The 1960s was a decade of change in Bing Crosby's life. For three decades, Bing was the biggest star in the history of entertainment. Now with the dawn of rock 'n' roll, Bing was suddenly a relic of a bygone era. Meanwhile, Bing had a younger family so he moved away from the front of the entertainment world to raise this new second family. However, here are some Bing photos from the 1960s, which showed Bing at the age of 57-66...

Bing dressed in drag for HIGH TIME (1960)


With Dorothy Lamour and Bob Hope from the last Road movie - THE ROAD TO HONG KONG

With Maurice Chevalier on Bing's TV special

Friday, September 2, 2016


In June of 1931 the head of CBS radio, William Paley, heard Bing's recording of I Surrender Dear while aboard a ship to Europe and ordered him signed to a radio contract. Despite warnings of Bing's playboy reputation CBS signed Bing to an unsponsored daily 15-minute broadcast for a remarkable sum of $1500 a week -- equivalent to more than $20,000 in 2015 dollars. Bing was scheduled to debut in a live CBS network radio show on Monday, August 31, 1931. Bing arrived hoarse for an afternoon rehearsal at the New York studios of CBS. After 3 hours CBS decided to cancel the evening premier because of Bing's worsening laryngitis.
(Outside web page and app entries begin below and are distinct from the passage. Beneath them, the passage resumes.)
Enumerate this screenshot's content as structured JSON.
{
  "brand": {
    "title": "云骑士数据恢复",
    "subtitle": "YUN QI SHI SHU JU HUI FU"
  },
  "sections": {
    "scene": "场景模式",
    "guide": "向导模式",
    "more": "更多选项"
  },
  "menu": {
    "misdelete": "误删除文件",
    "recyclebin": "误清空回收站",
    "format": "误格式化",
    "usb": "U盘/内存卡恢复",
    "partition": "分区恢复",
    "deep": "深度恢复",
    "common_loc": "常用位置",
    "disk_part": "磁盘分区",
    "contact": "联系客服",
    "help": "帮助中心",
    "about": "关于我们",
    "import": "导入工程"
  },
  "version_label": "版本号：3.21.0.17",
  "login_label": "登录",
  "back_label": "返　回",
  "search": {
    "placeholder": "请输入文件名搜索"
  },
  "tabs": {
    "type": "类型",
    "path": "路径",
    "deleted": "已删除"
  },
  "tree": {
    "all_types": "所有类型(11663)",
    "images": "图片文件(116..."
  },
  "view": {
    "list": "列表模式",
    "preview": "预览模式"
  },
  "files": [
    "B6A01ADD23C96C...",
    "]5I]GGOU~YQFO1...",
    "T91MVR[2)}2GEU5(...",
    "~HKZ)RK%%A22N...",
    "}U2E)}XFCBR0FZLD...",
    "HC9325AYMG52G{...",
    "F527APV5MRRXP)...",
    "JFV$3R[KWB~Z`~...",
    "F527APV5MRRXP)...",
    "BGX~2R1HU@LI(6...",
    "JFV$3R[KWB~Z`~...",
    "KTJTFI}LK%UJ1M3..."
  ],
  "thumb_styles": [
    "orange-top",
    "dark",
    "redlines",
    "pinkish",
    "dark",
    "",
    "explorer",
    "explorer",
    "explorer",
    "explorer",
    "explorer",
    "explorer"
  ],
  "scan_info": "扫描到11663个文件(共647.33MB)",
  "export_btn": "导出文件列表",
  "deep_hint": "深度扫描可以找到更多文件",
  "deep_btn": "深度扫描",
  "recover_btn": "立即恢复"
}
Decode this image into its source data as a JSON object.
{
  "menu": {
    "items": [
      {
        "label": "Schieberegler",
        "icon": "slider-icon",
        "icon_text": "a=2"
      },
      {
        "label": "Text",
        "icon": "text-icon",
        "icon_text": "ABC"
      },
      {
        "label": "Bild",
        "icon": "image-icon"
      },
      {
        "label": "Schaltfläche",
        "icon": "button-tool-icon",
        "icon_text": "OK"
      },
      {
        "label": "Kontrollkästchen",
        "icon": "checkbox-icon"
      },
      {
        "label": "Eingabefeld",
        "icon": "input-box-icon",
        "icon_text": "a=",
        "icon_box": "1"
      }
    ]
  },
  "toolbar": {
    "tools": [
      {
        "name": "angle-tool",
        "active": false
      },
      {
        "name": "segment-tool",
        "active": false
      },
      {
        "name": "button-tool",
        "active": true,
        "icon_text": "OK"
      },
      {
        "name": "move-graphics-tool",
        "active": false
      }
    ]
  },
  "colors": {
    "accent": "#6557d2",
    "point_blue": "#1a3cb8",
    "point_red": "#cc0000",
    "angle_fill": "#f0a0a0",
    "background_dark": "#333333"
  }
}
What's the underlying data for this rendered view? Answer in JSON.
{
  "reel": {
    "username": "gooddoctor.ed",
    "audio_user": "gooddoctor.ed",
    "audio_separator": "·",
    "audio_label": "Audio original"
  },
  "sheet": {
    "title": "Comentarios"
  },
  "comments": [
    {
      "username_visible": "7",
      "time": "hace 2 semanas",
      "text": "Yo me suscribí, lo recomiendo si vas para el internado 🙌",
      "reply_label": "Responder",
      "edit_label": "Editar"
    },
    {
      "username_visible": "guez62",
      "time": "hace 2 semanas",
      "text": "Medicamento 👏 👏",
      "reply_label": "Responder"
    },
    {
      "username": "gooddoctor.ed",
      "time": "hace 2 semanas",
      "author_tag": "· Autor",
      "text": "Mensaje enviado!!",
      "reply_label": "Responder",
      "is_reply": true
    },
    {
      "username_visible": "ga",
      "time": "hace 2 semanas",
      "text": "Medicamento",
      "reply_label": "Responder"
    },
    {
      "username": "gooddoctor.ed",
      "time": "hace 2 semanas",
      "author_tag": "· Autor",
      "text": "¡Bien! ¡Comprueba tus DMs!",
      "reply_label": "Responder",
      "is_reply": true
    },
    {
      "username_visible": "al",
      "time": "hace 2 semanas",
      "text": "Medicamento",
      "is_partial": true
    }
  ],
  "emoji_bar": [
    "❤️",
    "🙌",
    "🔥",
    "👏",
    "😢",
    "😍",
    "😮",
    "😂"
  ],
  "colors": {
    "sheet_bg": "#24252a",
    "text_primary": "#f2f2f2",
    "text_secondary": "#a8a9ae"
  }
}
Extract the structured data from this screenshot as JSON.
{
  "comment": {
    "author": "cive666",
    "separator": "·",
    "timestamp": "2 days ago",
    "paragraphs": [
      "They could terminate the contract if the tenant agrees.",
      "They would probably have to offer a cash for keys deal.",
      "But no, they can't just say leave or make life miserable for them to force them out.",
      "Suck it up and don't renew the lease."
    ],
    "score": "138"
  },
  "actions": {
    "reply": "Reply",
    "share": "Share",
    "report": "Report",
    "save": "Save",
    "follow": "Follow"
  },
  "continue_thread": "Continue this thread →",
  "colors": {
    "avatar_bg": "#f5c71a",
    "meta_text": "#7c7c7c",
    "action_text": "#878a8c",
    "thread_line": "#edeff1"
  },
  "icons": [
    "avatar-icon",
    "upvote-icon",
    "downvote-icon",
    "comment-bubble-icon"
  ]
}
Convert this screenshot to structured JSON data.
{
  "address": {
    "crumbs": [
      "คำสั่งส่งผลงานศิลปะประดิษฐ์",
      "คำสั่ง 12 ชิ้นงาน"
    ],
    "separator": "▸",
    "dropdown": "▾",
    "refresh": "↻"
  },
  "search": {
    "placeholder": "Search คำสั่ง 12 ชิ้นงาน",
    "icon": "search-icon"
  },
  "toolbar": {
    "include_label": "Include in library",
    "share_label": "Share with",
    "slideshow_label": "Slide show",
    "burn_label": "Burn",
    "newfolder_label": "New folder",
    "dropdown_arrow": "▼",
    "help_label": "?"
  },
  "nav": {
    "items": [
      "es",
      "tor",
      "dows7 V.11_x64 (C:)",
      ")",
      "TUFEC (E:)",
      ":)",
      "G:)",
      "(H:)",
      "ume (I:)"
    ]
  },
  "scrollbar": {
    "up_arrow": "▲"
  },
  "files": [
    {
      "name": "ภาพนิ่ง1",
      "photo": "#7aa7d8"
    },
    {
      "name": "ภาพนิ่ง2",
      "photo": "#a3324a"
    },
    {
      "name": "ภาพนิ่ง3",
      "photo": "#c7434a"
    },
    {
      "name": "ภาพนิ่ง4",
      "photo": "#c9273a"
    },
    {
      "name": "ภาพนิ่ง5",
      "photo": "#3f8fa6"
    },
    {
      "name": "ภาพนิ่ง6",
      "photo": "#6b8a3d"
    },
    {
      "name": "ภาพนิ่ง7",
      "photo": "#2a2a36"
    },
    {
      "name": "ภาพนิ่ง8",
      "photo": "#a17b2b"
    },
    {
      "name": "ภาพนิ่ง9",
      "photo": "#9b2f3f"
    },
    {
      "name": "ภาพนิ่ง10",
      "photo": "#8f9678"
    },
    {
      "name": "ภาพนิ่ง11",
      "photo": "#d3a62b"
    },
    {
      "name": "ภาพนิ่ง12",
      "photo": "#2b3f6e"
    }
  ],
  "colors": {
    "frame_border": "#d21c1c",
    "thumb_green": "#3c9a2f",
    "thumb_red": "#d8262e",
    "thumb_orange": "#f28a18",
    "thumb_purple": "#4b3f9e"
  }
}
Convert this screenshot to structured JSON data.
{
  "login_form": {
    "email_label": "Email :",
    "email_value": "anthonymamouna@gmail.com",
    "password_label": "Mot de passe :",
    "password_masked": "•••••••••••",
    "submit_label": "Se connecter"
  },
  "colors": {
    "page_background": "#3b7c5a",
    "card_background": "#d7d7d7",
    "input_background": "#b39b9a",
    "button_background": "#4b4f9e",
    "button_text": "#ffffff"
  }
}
After a second postponement, Bing finally made his network debut on Wednesday, Sept. 2, accompanied by the CBS Studio Orchestra, which included Tommy Dorsey, Artie Shaw, Eddie Lang, Joe Venuti and Jerry Colonna on trombone. His first song was, appropriately, Just One More Chance. To conclude the broadcast he sang I'm thru with Love. Bing did not talk during the 15-minute broadcast. The announcer, Harry Von Zell, explained that Bing had missed the previous two shows because of laryngitis. Bing's network radio debut was recorded by rival network NBC, who signed Russ Columbo to compete with Bing, but only a portion of the broadcast is known to exist today as an aircheck from a Los Angeles radio station, KHJ.

According to broadcast historian Elizabeth McLeod:
"I wish that BMG would look in their vaults to see if there's any trace of the 16-inch matrix for the first Crosby broadcast, of 9/2/31. RCA Victor in Hollywood recorded the entire 15 minute show on a 16 inch master, and two of the individual songs on 78rpm masters. Only the 78rpm excerpts are known to have survived. I know the matrix number of the 16 inch platter -- PMVE

 -- but I've never been able to determine what became of this recording. It was made for NBC -- apparently they were interested in checking up on the competition!